Charles Taylor’s A Secular Age skewers the notion that secularism is the result of a straight-shot progression from religious superstition to objective rational belief in science. His historical survey delves into the complexities of the historical record, and along the way, he shows how easy it is to interpret history as a way of justifying our own biases.
The Progressive’s Abandonment of the Past
The non-religious person today who is fully convinced that ours is the era most privileged and progressive and advanced in human history will find it unnecessary to reach into the past and retrieve insights that may be useful for contemporary society. The past is something we are escaping from, not something we would ever turn toward.
“Those who identify totally with our times can easily accept a straight theory of progress,” Taylor says. “We have nothing to learn form past epochs; insofar as they were different from ours, we can set them aside as irrelevant” (745).
This explains why, on a controversial issue such as the definition of marriage, appealing to thousands of years of history or worldwide consensus can so easily be brushed aside with the swoop of the hand.
You’re appealing to tradition and history? There are other things in history we’ve evolved from, including the subjugation of women or the use of slavery. Who cares if history is on your side? The future is on ours.
Whatever we find in the past that does not fit with the contemporary zeitgeist can be swept away without even the slightest engagement.
The Conservative’s Search for the “Golden Age”
The religious person, on the other hand, is more likely to commit the opposite error. Feeling the pressure of increasing alienation from the modern age, and holding tightly to the significance that comes from believing in transcendence, the Christian is likely to pine for the “good old days” when belief in God was assumed, not challenged, when the burden of proof was on the shoulders of the irreligious, not the devout.
The thoroughgoing progressive believes things have been getting better, not worse, and the thoroughgoing conservative believes things have been getting worse, and not better.
As such, the Christian is likely to push for a return to a previous era. Taylor explains:
“They (the Middle Ages, or the seventeenth century, or the pre-60’s America) got it right, and we have to repudiate whatever in modern times deviates from that standard” (745).
Because evangelicals see ourselves tasked with engaging and resisting the culture simultaneously, we always face the temptation of pining for a golden era of Christianity.
The Early Church
Some believe in the pristine days of the early church and want to return to the simplicity of those times. But a cursory reading of the New Testament reveals that the earliest days were not flawless. Doctrinal crises, moral quandaries, disciplinary actions, and divisive factions often carried the day. There is much good we can retrieve from the early church, but we cannot and must not try to return.
The Great Tradition
In recent years, there has been a surge of interest in the church fathers. I have benefited from the writings of Chrysostom, Augustine, Hilary, and Basil. The recent translations and commentaries on these ancient works offer us spiritual nourishment.
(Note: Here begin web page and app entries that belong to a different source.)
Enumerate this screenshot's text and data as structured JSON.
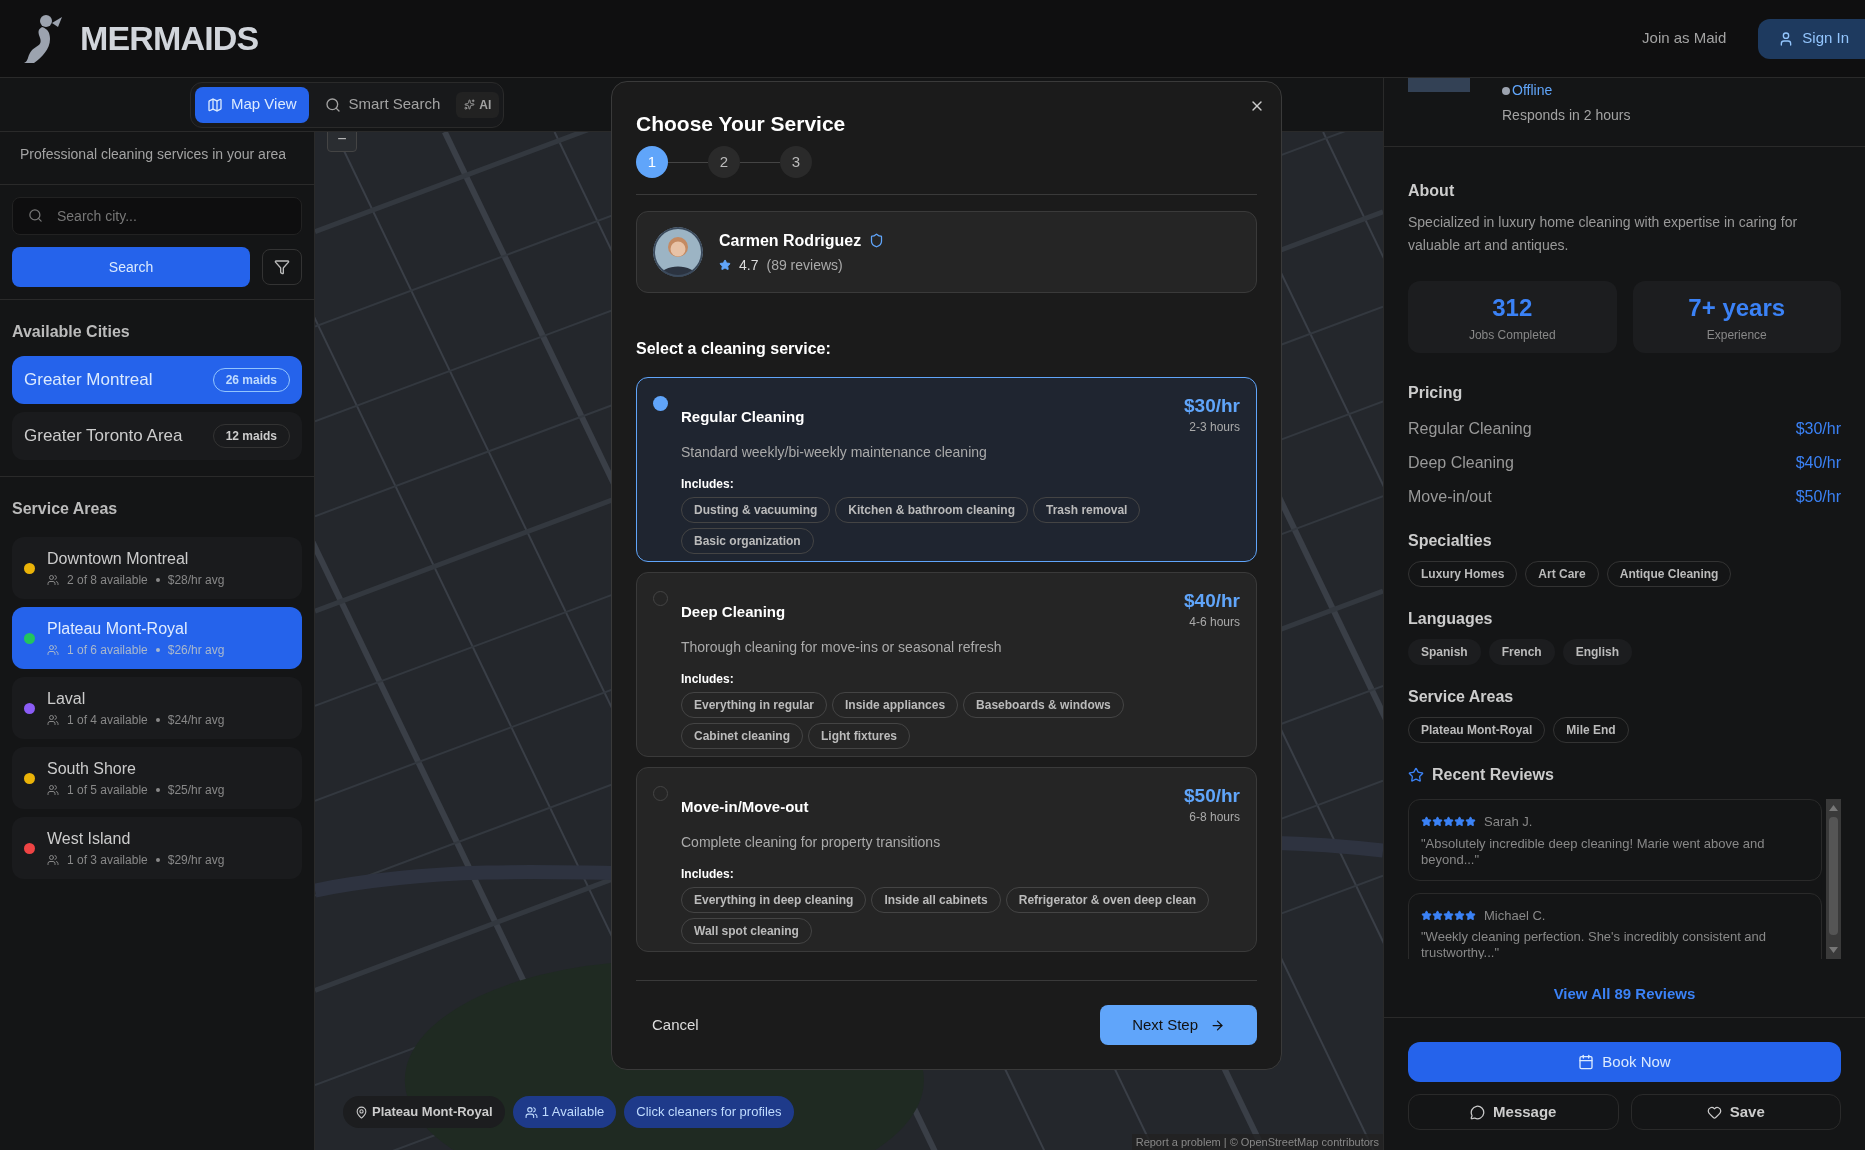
{
  "header": {
    "brand": "MERMAIDS",
    "join_link": "Join as Maid",
    "sign_in": "Sign In"
  },
  "view_tabs": [
    {
      "label": "Map View",
      "selected": true
    },
    {
      "label": "Smart Search",
      "selected": false
    }
  ],
  "ai_badge": "AI",
  "sidebar": {
    "tagline": "Professional cleaning services in your area",
    "search_placeholder": "Search city...",
    "search_button": "Search",
    "cities_heading": "Available Cities",
    "cities": [
      {
        "name": "Greater Montreal",
        "count": "26 maids",
        "selected": true
      },
      {
        "name": "Greater Toronto Area",
        "count": "12 maids",
        "selected": false
      }
    ],
    "areas_heading": "Service Areas",
    "areas": [
      {
        "name": "Downtown Montreal",
        "available": "2 of 8 available",
        "rate": "$28/hr avg",
        "color": "#eab308",
        "selected": false
      },
      {
        "name": "Plateau Mont-Royal",
        "available": "1 of 6 available",
        "rate": "$26/hr avg",
        "color": "#22c55e",
        "selected": true
      },
      {
        "name": "Laval",
        "available": "1 of 4 available",
        "rate": "$24/hr avg",
        "color": "#8b5cf6",
        "selected": false
      },
      {
        "name": "South Shore",
        "available": "1 of 5 available",
        "rate": "$25/hr avg",
        "color": "#eab308",
        "selected": false
      },
      {
        "name": "West Island",
        "available": "1 of 3 available",
        "rate": "$29/hr avg",
        "color": "#ef4444",
        "selected": false
      }
    ]
  },
  "map": {
    "zoom_out": "−",
    "chips": [
      {
        "kind": "location",
        "label": "Plateau Mont-Royal"
      },
      {
        "kind": "count",
        "label": "1 Available"
      },
      {
        "kind": "hint",
        "label": "Click cleaners for profiles"
      }
    ],
    "attribution": "Report a problem | © OpenStreetMap contributors"
  },
  "profile": {
    "status": "Offline",
    "response": "Responds in 2 hours",
    "about_heading": "About",
    "about": "Specialized in luxury home cleaning with expertise in caring for valuable art and antiques.",
    "stats": [
      {
        "value": "312",
        "label": "Jobs Completed"
      },
      {
        "value": "7+ years",
        "label": "Experience"
      }
    ],
    "pricing_heading": "Pricing",
    "pricing": [
      {
        "name": "Regular Cleaning",
        "price": "$30/hr"
      },
      {
        "name": "Deep Cleaning",
        "price": "$40/hr"
      },
      {
        "name": "Move-in/out",
        "price": "$50/hr"
      }
    ],
    "specialties_heading": "Specialties",
    "specialties": [
      "Luxury Homes",
      "Art Care",
      "Antique Cleaning"
    ],
    "languages_heading": "Languages",
    "languages": [
      "Spanish",
      "French",
      "English"
    ],
    "areas_heading": "Service Areas",
    "areas": [
      "Plateau Mont-Royal",
      "Mile End"
    ],
    "reviews_heading": "Recent Reviews",
    "reviews": [
      {
        "author": "Sarah J.",
        "stars": 5,
        "text": "\"Absolutely incredible deep cleaning! Marie went above and beyond...\""
      },
      {
        "author": "Michael C.",
        "stars": 5,
        "text": "\"Weekly cleaning perfection. She's incredibly consistent and trustworthy...\""
      }
    ],
    "view_all": "View All 89 Reviews",
    "book": "Book Now",
    "message": "Message",
    "save": "Save"
  },
  "modal": {
    "title": "Choose Your Service",
    "steps": [
      {
        "label": "1",
        "active": true
      },
      {
        "label": "2",
        "active": false
      },
      {
        "label": "3",
        "active": false
      }
    ],
    "maid": {
      "name": "Carmen Rodriguez",
      "verified": true,
      "rating": "4.7",
      "reviews": "(89 reviews)"
    },
    "prompt": "Select a cleaning service:",
    "services": [
      {
        "name": "Regular Cleaning",
        "price": "$30/hr",
        "duration": "2-3 hours",
        "description": "Standard weekly/bi-weekly maintenance cleaning",
        "includes_label": "Includes:",
        "includes": [
          "Dusting & vacuuming",
          "Kitchen & bathroom cleaning",
          "Trash removal",
          "Basic organization"
        ],
        "selected": true
      },
      {
        "name": "Deep Cleaning",
        "price": "$40/hr",
        "duration": "4-6 hours",
        "description": "Thorough cleaning for move-ins or seasonal refresh",
        "includes_label": "Includes:",
        "includes": [
          "Everything in regular",
          "Inside appliances",
          "Baseboards & windows",
          "Cabinet cleaning",
          "Light fixtures"
        ],
        "selected": false
      },
      {
        "name": "Move-in/Move-out",
        "price": "$50/hr",
        "duration": "6-8 hours",
        "description": "Complete cleaning for property transitions",
        "includes_label": "Includes:",
        "includes": [
          "Everything in deep cleaning",
          "Inside all cabinets",
          "Refrigerator & oven deep clean",
          "Wall spot cleaning"
        ],
        "selected": false
      }
    ],
    "cancel": "Cancel",
    "next": "Next Step"
  }
}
And yet, it is a mistake to think of the centuries of ecumenical councils as a “Golden Age.” These were also the years that gave us an amped up neo-Platonic vision of the body, downplayed the ordinary Christian life, led toward ascetic extremes, and married church and state to the point crusades could be led in the name of the Prince of Peace.
The Reforming Puritans
The gospel-centered crowd today is most likely to look back to the Reformation and the subsequent centuries. We look back with gratitude for the recovery of justification by faith and the Puritan era of personal piety, doctrinal precision, which stirred revivals that shook the landscape of early America.
But even here, we are wrong to spot a “Golden Age.” All the Reformational heroes are marred in one way or another: Luther’s anti-Semitism, Calvin’s egregious treatment of doctrinal disputants, Edwards’ acceptance of slavery, etc. Geneva is a Ghost Town with buried treasure still being unearthed; it is not a home we can ever inhabit again.
“Immediate to God”
In short, there is no Golden Age of Christianity. Taylor quotes Ranke’s famous phrase unmittelbar zu Gott applied to the ages of history. Loosely translated, it means all ages are “directly or immediate to God.”
In other words, these ages “differ because each mode of Christian life has had to climb out of, achieve a certain distance from its own embedding in its time… But far from allowing these modes to be neatly ranked, this is the difference which enables them to give something to each other” (745).
Church History as Treasure Box, Not a Map
What is the takeaway for evangelicals today? In contrast to the progressive’s rosy view of the present and untested view of the future, we may often be standing in the middle of the road with our hands outstretched, saying, “Stop and consider!” as the rushing crowd surges forward to a future unable to fulfill their utopian dreams.
But we must also resist the temptation to see a past era as necessarily “better” or “worse” than our own. Church history is a treasure box, not a map. We don’t honor our forefathers and mothers by seeking to return to their times; we honor them by receiving their wisdom and learning from their victories and failures. We retrieve from the past the elements and tools needed for faithfulness today.
There is no “golden age” of Christianity in the past, only an unbroken line of broken sinners saved by the grace of God and empowered to transmit the gospel to the next generation. One day, we’ll be history and our insights will be in the treasure box too. Let’s make sure we’ve given our best.